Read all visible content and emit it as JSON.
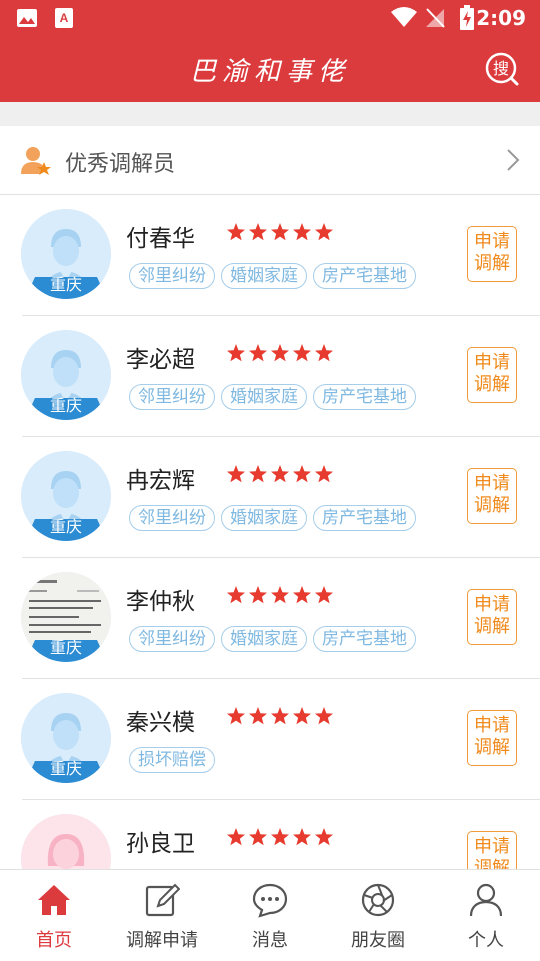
{
  "status_bar": {
    "time": "2:09"
  },
  "header": {
    "title": "巴渝和事佬"
  },
  "section": {
    "title": "优秀调解员"
  },
  "mediators": [
    {
      "name": "付春华",
      "rating": 5,
      "region": "重庆",
      "avatar": "default-male",
      "tags": [
        "邻里纠纷",
        "婚姻家庭",
        "房产宅基地"
      ],
      "action": [
        "申请",
        "调解"
      ]
    },
    {
      "name": "李必超",
      "rating": 5,
      "region": "重庆",
      "avatar": "default-male",
      "tags": [
        "邻里纠纷",
        "婚姻家庭",
        "房产宅基地"
      ],
      "action": [
        "申请",
        "调解"
      ]
    },
    {
      "name": "冉宏辉",
      "rating": 5,
      "region": "重庆",
      "avatar": "default-male",
      "tags": [
        "邻里纠纷",
        "婚姻家庭",
        "房产宅基地"
      ],
      "action": [
        "申请",
        "调解"
      ]
    },
    {
      "name": "李仲秋",
      "rating": 5,
      "region": "重庆",
      "avatar": "screenshot",
      "tags": [
        "邻里纠纷",
        "婚姻家庭",
        "房产宅基地"
      ],
      "action": [
        "申请",
        "调解"
      ]
    },
    {
      "name": "秦兴模",
      "rating": 5,
      "region": "重庆",
      "avatar": "default-male",
      "tags": [
        "损坏赔偿"
      ],
      "action": [
        "申请",
        "调解"
      ]
    },
    {
      "name": "孙良卫",
      "rating": 5,
      "region": "",
      "avatar": "default-female",
      "tags": [],
      "action": [
        "申请",
        "调解"
      ]
    }
  ],
  "tabs": [
    {
      "label": "首页",
      "icon": "home-icon",
      "active": true
    },
    {
      "label": "调解申请",
      "icon": "edit-icon",
      "active": false
    },
    {
      "label": "消息",
      "icon": "message-icon",
      "active": false
    },
    {
      "label": "朋友圈",
      "icon": "aperture-icon",
      "active": false
    },
    {
      "label": "个人",
      "icon": "person-icon",
      "active": false
    }
  ],
  "colors": {
    "primary": "#dc3b3e",
    "tag": "#7fb8e0",
    "accent": "#f08a1c",
    "star": "#e63b2e"
  }
}
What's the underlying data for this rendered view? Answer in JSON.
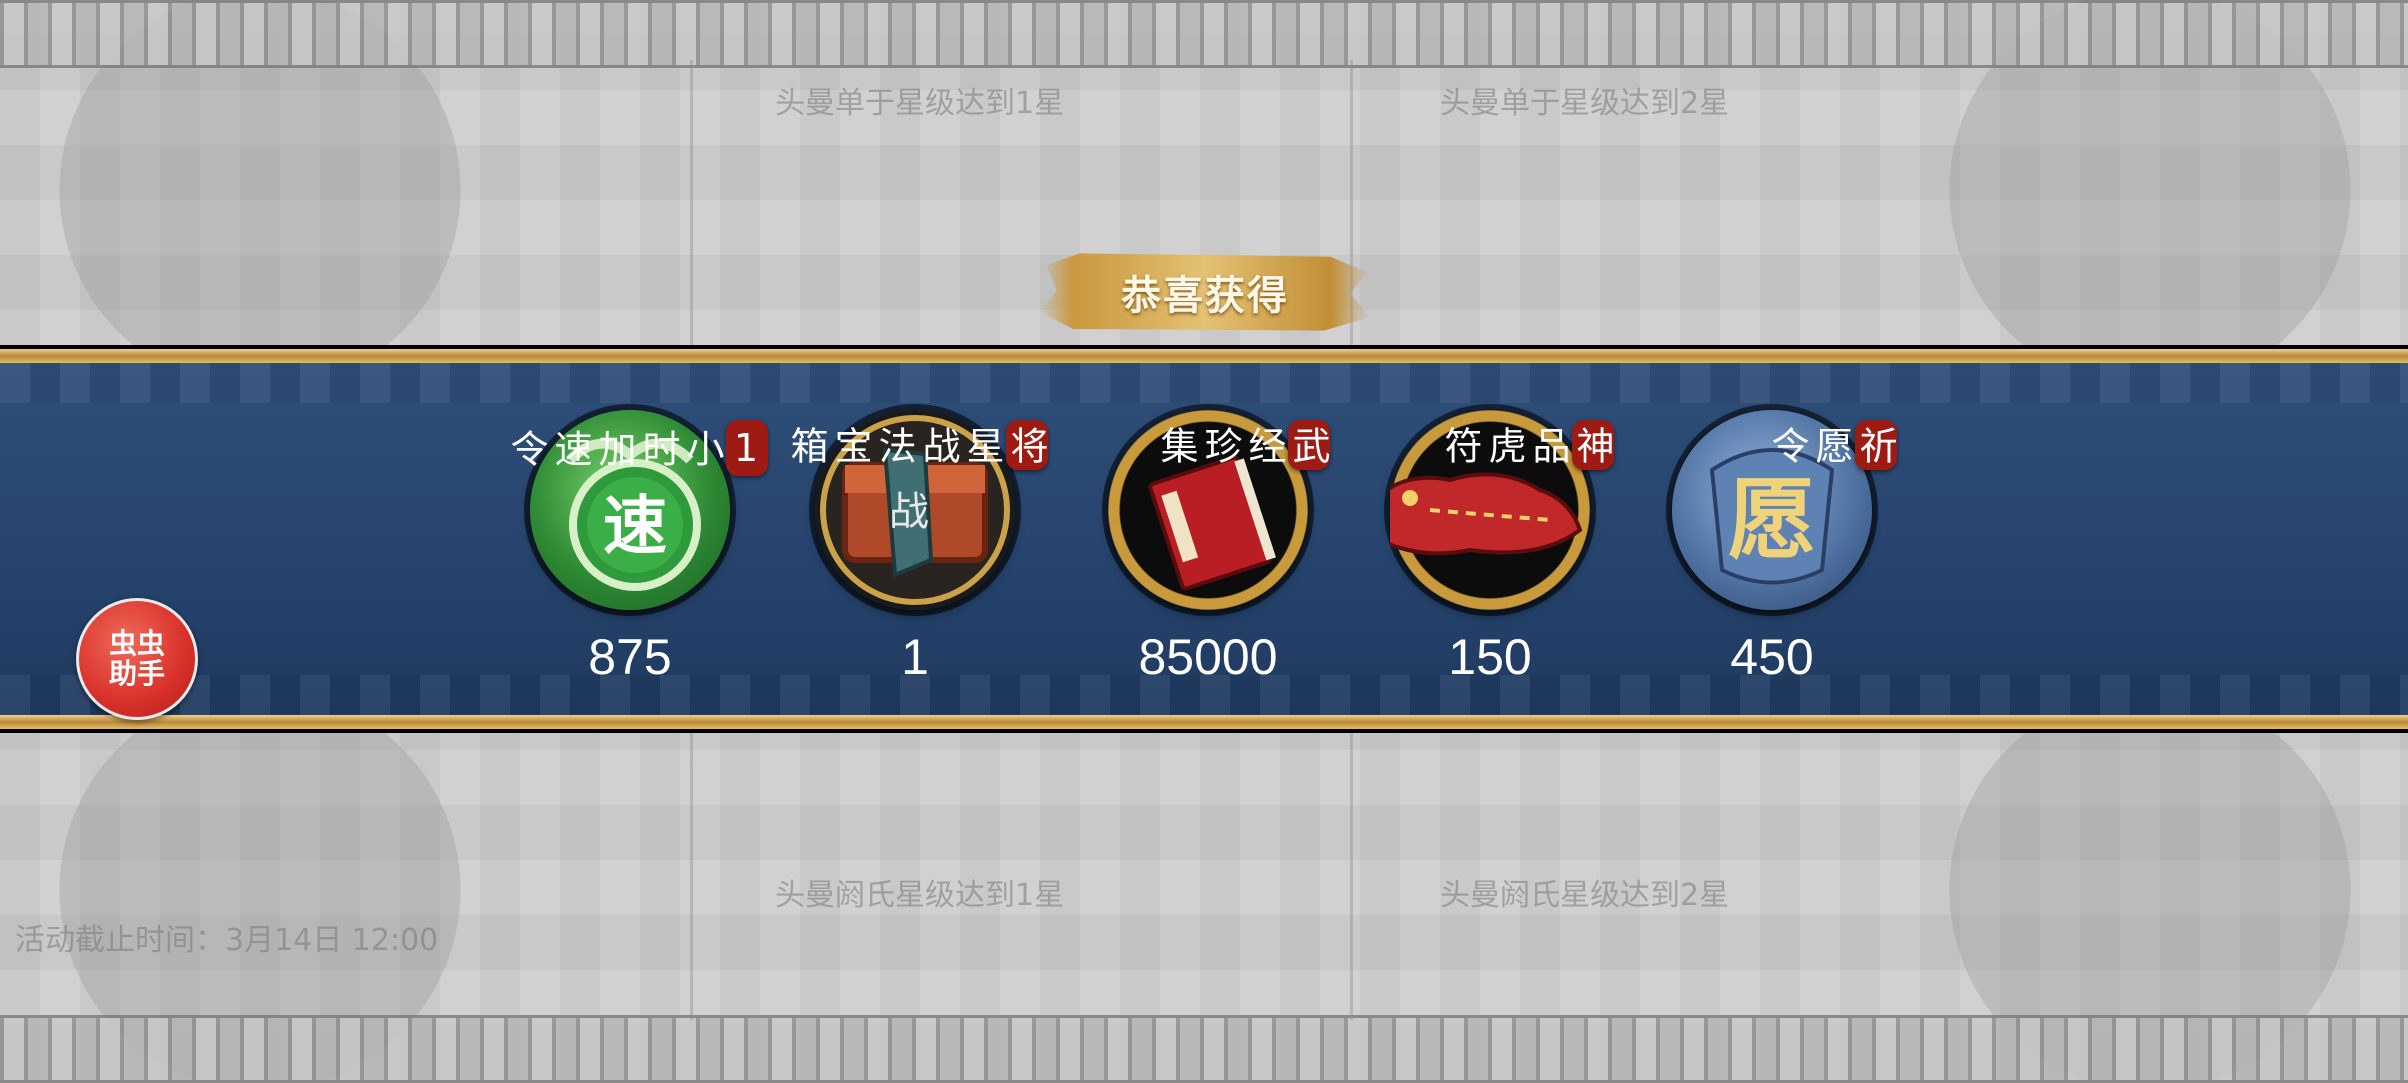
{
  "background_hints": {
    "top_left": "头曼单于星级达到1星",
    "top_right": "头曼单于星级达到2星",
    "bottom_left": "头曼阏氏星级达到1星",
    "bottom_right": "头曼阏氏星级达到2星",
    "event_time": "活动截止时间：3月14日 12:00"
  },
  "popup": {
    "title": "恭喜获得"
  },
  "rewards": [
    {
      "name": "1小时加速令",
      "count": "875",
      "icon": "speed-token-icon"
    },
    {
      "name": "将星战法宝箱",
      "count": "1",
      "icon": "tactic-chest-icon"
    },
    {
      "name": "武经珍集",
      "count": "85000",
      "icon": "war-manual-book-icon"
    },
    {
      "name": "神品虎符",
      "count": "150",
      "icon": "tiger-tally-icon"
    },
    {
      "name": "祈愿令",
      "count": "450",
      "icon": "wish-token-icon"
    }
  ],
  "helper_button": {
    "label": "虫虫\n助手"
  },
  "colors": {
    "band_blue": "#284670",
    "gold": "#e2bc6a",
    "tag_red": "#9e1b14"
  }
}
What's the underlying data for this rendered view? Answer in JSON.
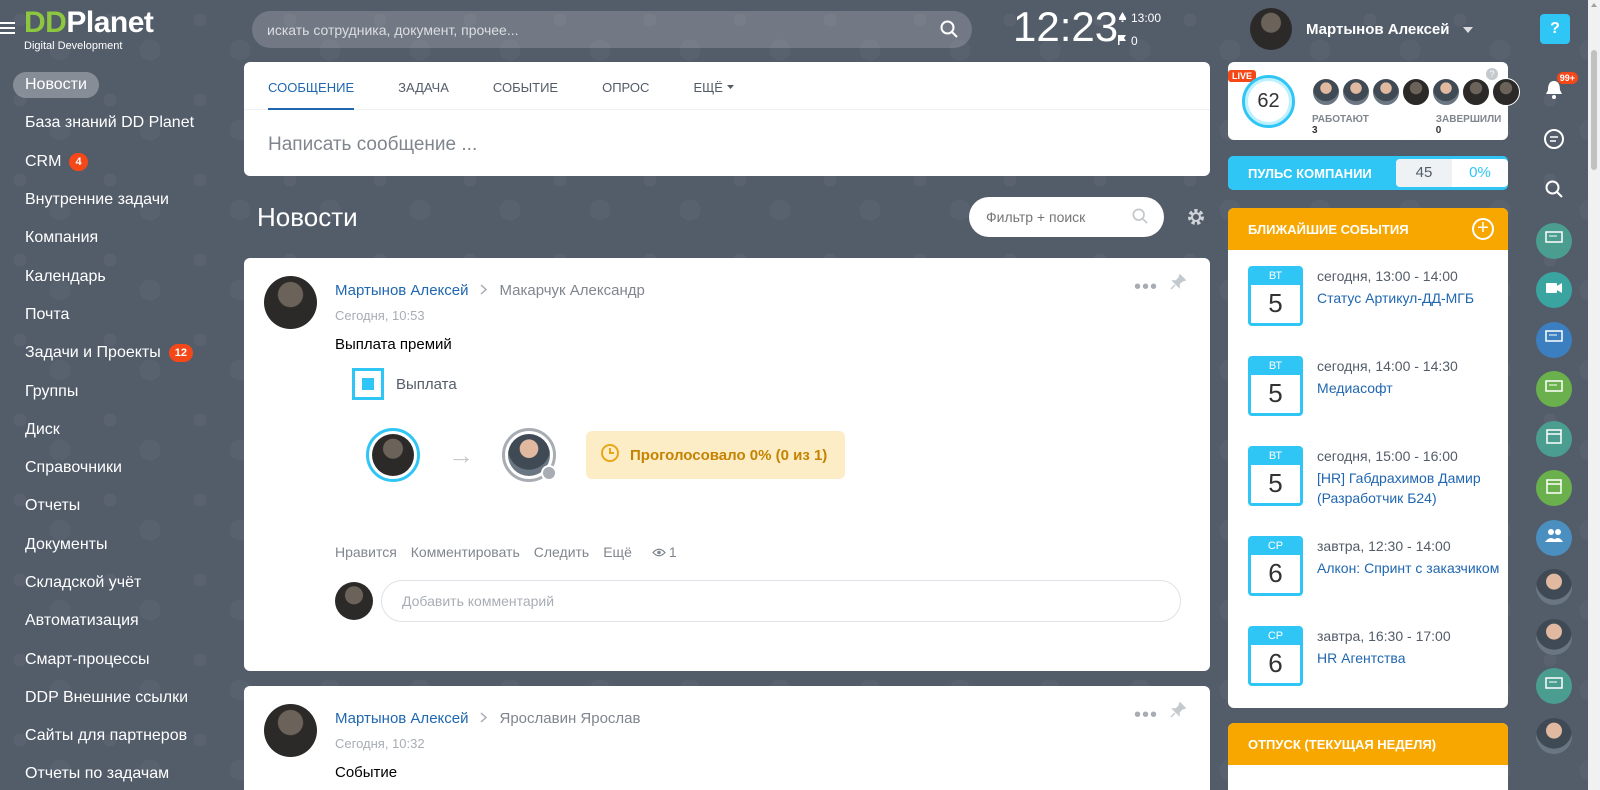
{
  "header": {
    "logo_main_dd": "DD",
    "logo_main_rest": "Planet",
    "logo_sub": "Digital Development",
    "search_placeholder": "искать сотрудника, документ, прочее...",
    "clock": "12:23",
    "alarm_time": "13:00",
    "flag_count": "0",
    "user_name": "Мартынов Алексей",
    "help": "?"
  },
  "left_menu": [
    {
      "label": "Новости",
      "active": true
    },
    {
      "label": "База знаний DD Planet"
    },
    {
      "label": "CRM",
      "badge": "4"
    },
    {
      "label": "Внутренние задачи"
    },
    {
      "label": "Компания"
    },
    {
      "label": "Календарь"
    },
    {
      "label": "Почта"
    },
    {
      "label": "Задачи и Проекты",
      "badge": "12"
    },
    {
      "label": "Группы"
    },
    {
      "label": "Диск"
    },
    {
      "label": "Справочники"
    },
    {
      "label": "Отчеты"
    },
    {
      "label": "Документы"
    },
    {
      "label": "Складской учёт"
    },
    {
      "label": "Автоматизация"
    },
    {
      "label": "Смарт-процессы"
    },
    {
      "label": "DDP Внешние ссылки"
    },
    {
      "label": "Сайты для партнеров"
    },
    {
      "label": "Отчеты по задачам"
    }
  ],
  "composer": {
    "tabs": [
      "СООБЩЕНИЕ",
      "ЗАДАЧА",
      "СОБЫТИЕ",
      "ОПРОС",
      "ЕЩЁ"
    ],
    "placeholder": "Написать сообщение ..."
  },
  "feed": {
    "title": "Новости",
    "filter_placeholder": "Фильтр + поиск"
  },
  "posts": [
    {
      "author": "Мартынов Алексей",
      "recipient": "Макарчук Александр",
      "time": "Сегодня, 10:53",
      "title": "Выплата премий",
      "doc": "Выплата",
      "vote": "Проголосовало 0% (0 из 1)",
      "actions": [
        "Нравится",
        "Комментировать",
        "Следить",
        "Ещё"
      ],
      "views": "1",
      "comment_placeholder": "Добавить комментарий"
    },
    {
      "author": "Мартынов Алексей",
      "recipient": "Ярославин Ярослав",
      "time": "Сегодня, 10:32",
      "title": "Событие"
    }
  ],
  "live": {
    "badge": "LIVE",
    "count": "62",
    "working_label": "РАБОТАЮТ",
    "working": "3",
    "finished_label": "ЗАВЕРШИЛИ",
    "finished": "0",
    "help": "?"
  },
  "pulse": {
    "label": "ПУЛЬС КОМПАНИИ",
    "value": "45",
    "percent": "0%"
  },
  "events": {
    "title": "БЛИЖАЙШИЕ СОБЫТИЯ",
    "items": [
      {
        "day": "ВТ",
        "num": "5",
        "time": "сегодня, 13:00 - 14:00",
        "name": "Статус Артикул-ДД-МГБ"
      },
      {
        "day": "ВТ",
        "num": "5",
        "time": "сегодня, 14:00 - 14:30",
        "name": "Медиасофт"
      },
      {
        "day": "ВТ",
        "num": "5",
        "time": "сегодня, 15:00 - 16:00",
        "name": "[HR] Габдрахимов Дамир (Разработчик Б24)"
      },
      {
        "day": "СР",
        "num": "6",
        "time": "завтра, 12:30 - 14:00",
        "name": "Алкон: Спринт с заказчиком"
      },
      {
        "day": "СР",
        "num": "6",
        "time": "завтра, 16:30 - 17:00",
        "name": "HR Агентства"
      }
    ]
  },
  "vacation": {
    "title": "ОТПУСК (ТЕКУЩАЯ НЕДЕЛЯ)"
  },
  "right_bar": {
    "notif_badge": "99+",
    "colors": [
      "#4a9d8f",
      "#3aa5a0",
      "#3b7fc0",
      "#6ab04c",
      "#4a9d8f",
      "#6ab04c",
      "#4a8fc0"
    ]
  }
}
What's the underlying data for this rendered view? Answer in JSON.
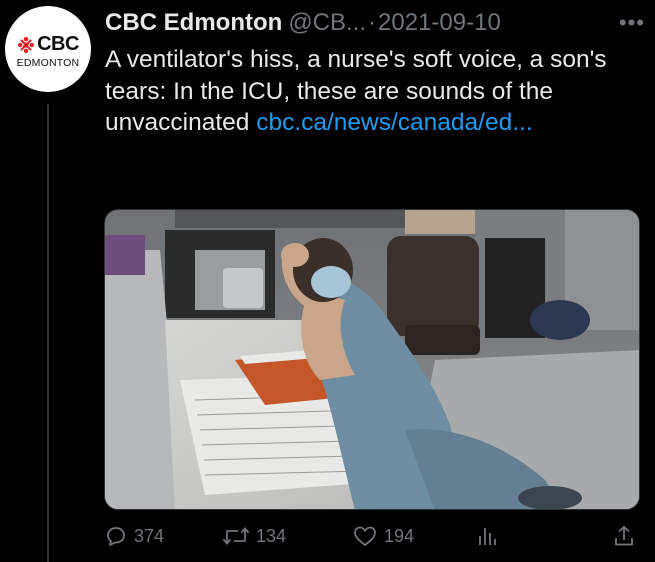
{
  "account": {
    "name": "CBC Edmonton",
    "handle": "@CB...",
    "separator": "·",
    "date": "2021-09-10",
    "avatar_logo": "CBC",
    "avatar_subtitle": "EDMONTON",
    "more_icon": "more-horizontal-icon"
  },
  "tweet": {
    "text": "A ventilator's hiss, a nurse's soft voice, a son's tears: In the ICU, these are sounds of the unvaccinated ",
    "link": "cbc.ca/news/canada/ed..."
  },
  "metrics": {
    "replies": "374",
    "retweets": "134",
    "likes": "194"
  },
  "icons": {
    "reply": "reply-bubble-icon",
    "retweet": "retweet-icon",
    "like": "heart-icon",
    "views": "bar-chart-icon",
    "share": "share-icon"
  },
  "colors": {
    "background": "#000000",
    "text": "#e7e9ea",
    "muted": "#71767b",
    "link": "#1d9bf0",
    "cbc_red": "#e51b24"
  }
}
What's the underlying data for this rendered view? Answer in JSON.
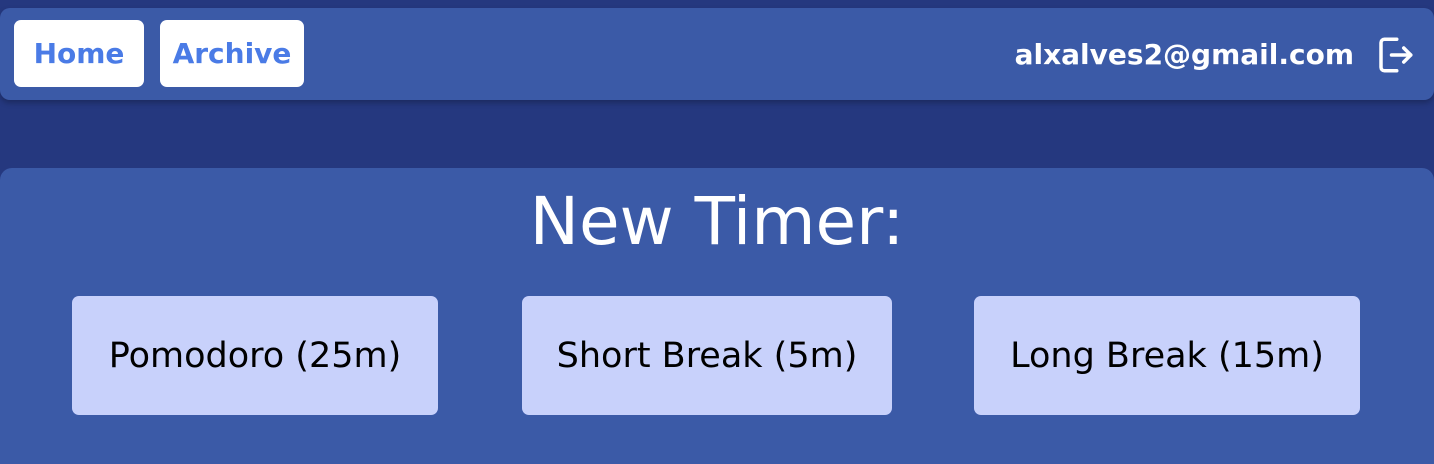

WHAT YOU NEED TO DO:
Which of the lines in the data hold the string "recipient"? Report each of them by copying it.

EXERCISE RESPONSE:
      "recipient": "Макарчук Александр",
      "recipient": "Ярославин Ярослав",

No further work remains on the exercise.